Walker's past comments show a willingness to take the low road against political adversaries, cowardice to condemn allies when necessary

Gov. Scott Walker, who briefly ran against Donald Trump during the 2016 Republican primary, is taking a weak stand against the comments made by the president regarding violent white supremacists in Charlottesville, Virginia.

Trump suggested that “many sides” were to blame for the violence that occurred in Charlottesville. Several examples serve to demonstrate that is not the case — in one instance, an African American was beaten by several white supremacists with pipes.

In the most notable example, Heather Heyer, a 32-year-old woman who was protesting the presence of white nationalist in Charlottesville, was killed by a supremacist who purposefully drove his vehicle into her and more than a dozen others.

Walker spoke out against the bigotry, but stopped short of being critical of the president’s reactions.

“My comment on this is I denounce the bigotry and hatred and I’ll let the president and his team speak for him,” he said last week.

That’s a cop-out that shouldn’t be seen as acceptable to the people of this state.
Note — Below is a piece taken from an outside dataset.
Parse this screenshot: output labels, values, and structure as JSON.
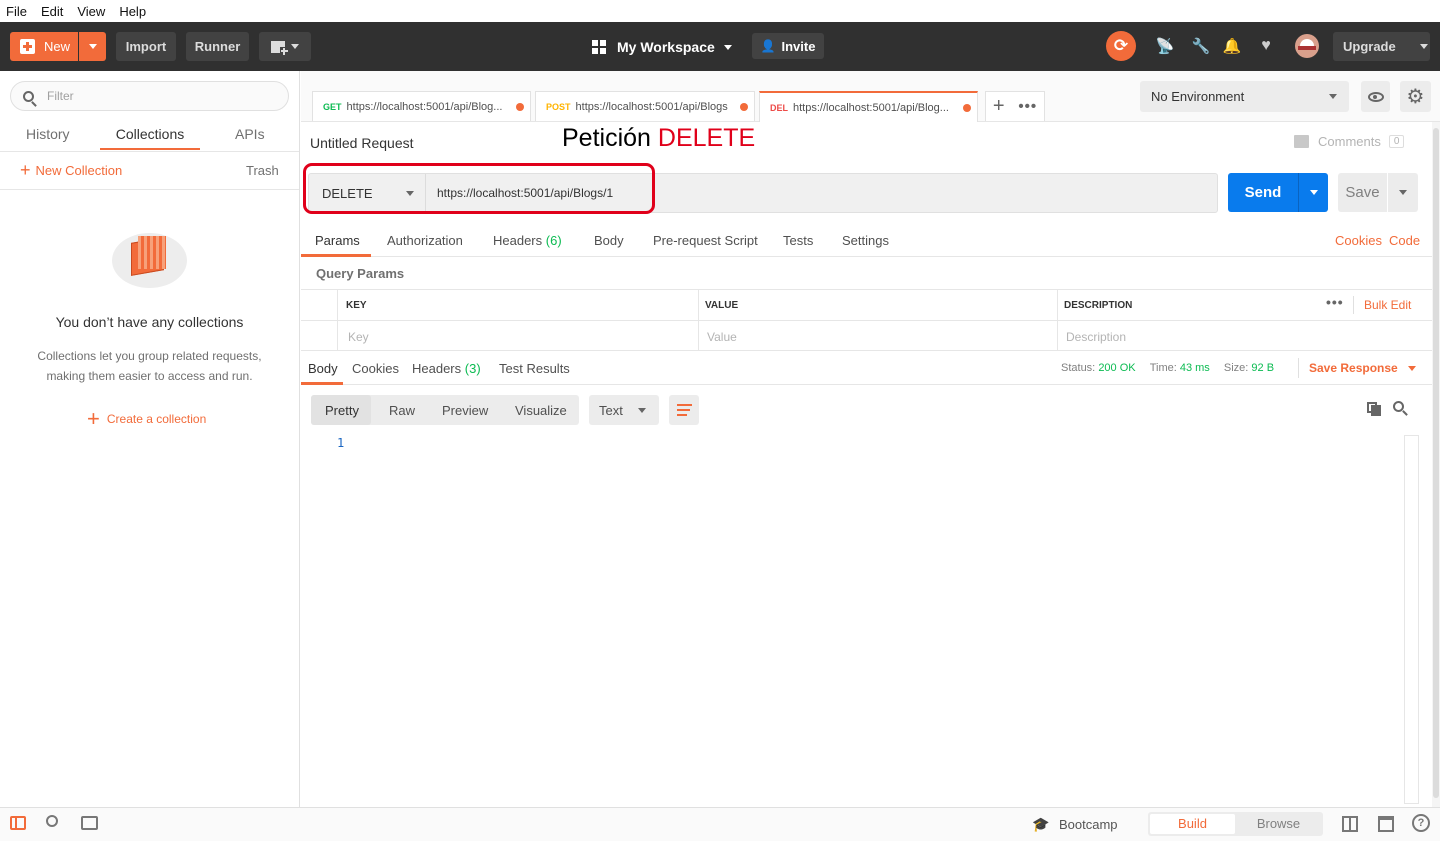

In fact, a poll out today shows that most Wisconsinites don’t approve of Trump’s conduct in office. Only 34 percent give him passing marks, while 56 percent say they disapprove of his time as president so far.
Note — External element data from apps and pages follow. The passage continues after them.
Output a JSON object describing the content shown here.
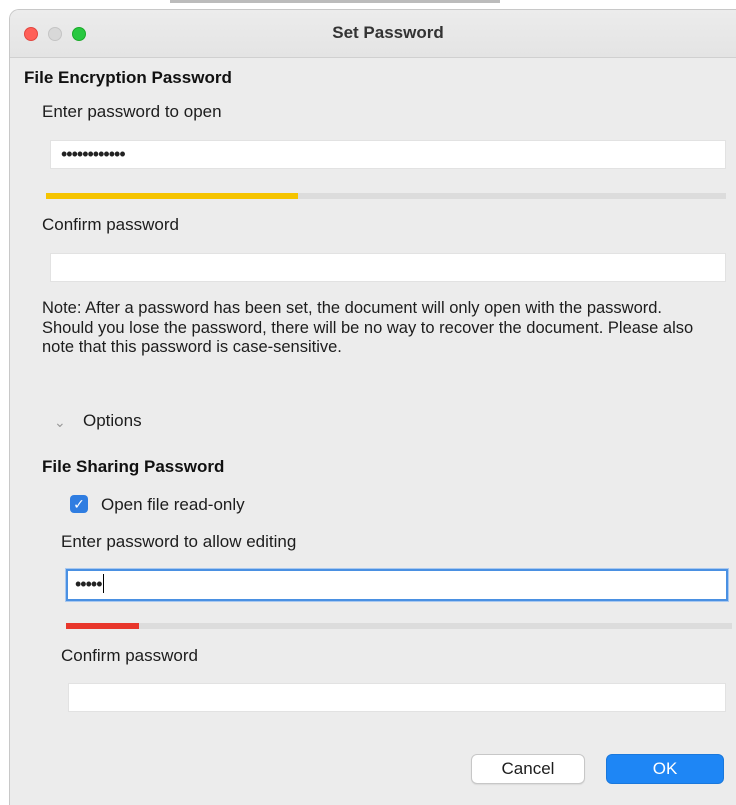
{
  "window": {
    "title": "Set Password"
  },
  "encryption": {
    "heading": "File Encryption Password",
    "open_label": "Enter password to open",
    "open_value": "••••••••••••",
    "open_strength": 0.37,
    "open_strength_color": "#f5c400",
    "confirm_label": "Confirm password",
    "confirm_value": ""
  },
  "note": "Note: After a password has been set, the document will only open with the password. Should you lose the password, there will be no way to recover the document. Please also note that this password is case-sensitive.",
  "options": {
    "label": "Options",
    "expanded": true
  },
  "sharing": {
    "heading": "File Sharing Password",
    "readonly_label": "Open file read-only",
    "readonly_checked": true,
    "edit_label": "Enter password to allow editing",
    "edit_value": "•••••",
    "edit_strength": 0.11,
    "edit_strength_color": "#e8362b",
    "confirm_label": "Confirm password",
    "confirm_value": ""
  },
  "buttons": {
    "cancel": "Cancel",
    "ok": "OK"
  }
}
With numbers like those, Walker should be less afraid of speaking against the president. But again, Walker shows a preference for keeping his thoughts to himself when it could hurt someone in his own party.

Martin Luther King Jr. once said, “there comes a time when silence is betrayal.” In the case of Walker’s silence on Donald Trump, that time is now. Walker is betraying his constituents by refusing to say anything, critical or even supportive, of the president’s words.

Indeed, his silence on Trump is even more pronounced when you take into consideration how much he criticized the president before him, Barack Obama. One instance sticks out to me in particular — when Walker suggested that he didn’t know if Obama loved America or not.

“You should ask the president [at the time, Barack Obama] what he thinks about America,” Walker said in 2015. “I’ve never asked him so I don’t know.”

Walker's comments came in response to Rudy Giuliani suggesting at that time that Obama didn't love the country. Walker refused to denounce Giuliani's comments, instead deferring by saying we should ask Obama personally — again, a cop-out that shows he puts his party before country on questions like these.

Walker proved that he was willing to take the low road when he made those comments about Obama. And this past week Walker proved that he’s willing to take the cowardly way out of condemning a president worthy of criticism, solely because Trump happens to be part of the same political party as he is.

That’s hardly bold leadership that Walker frequently claims he possesses.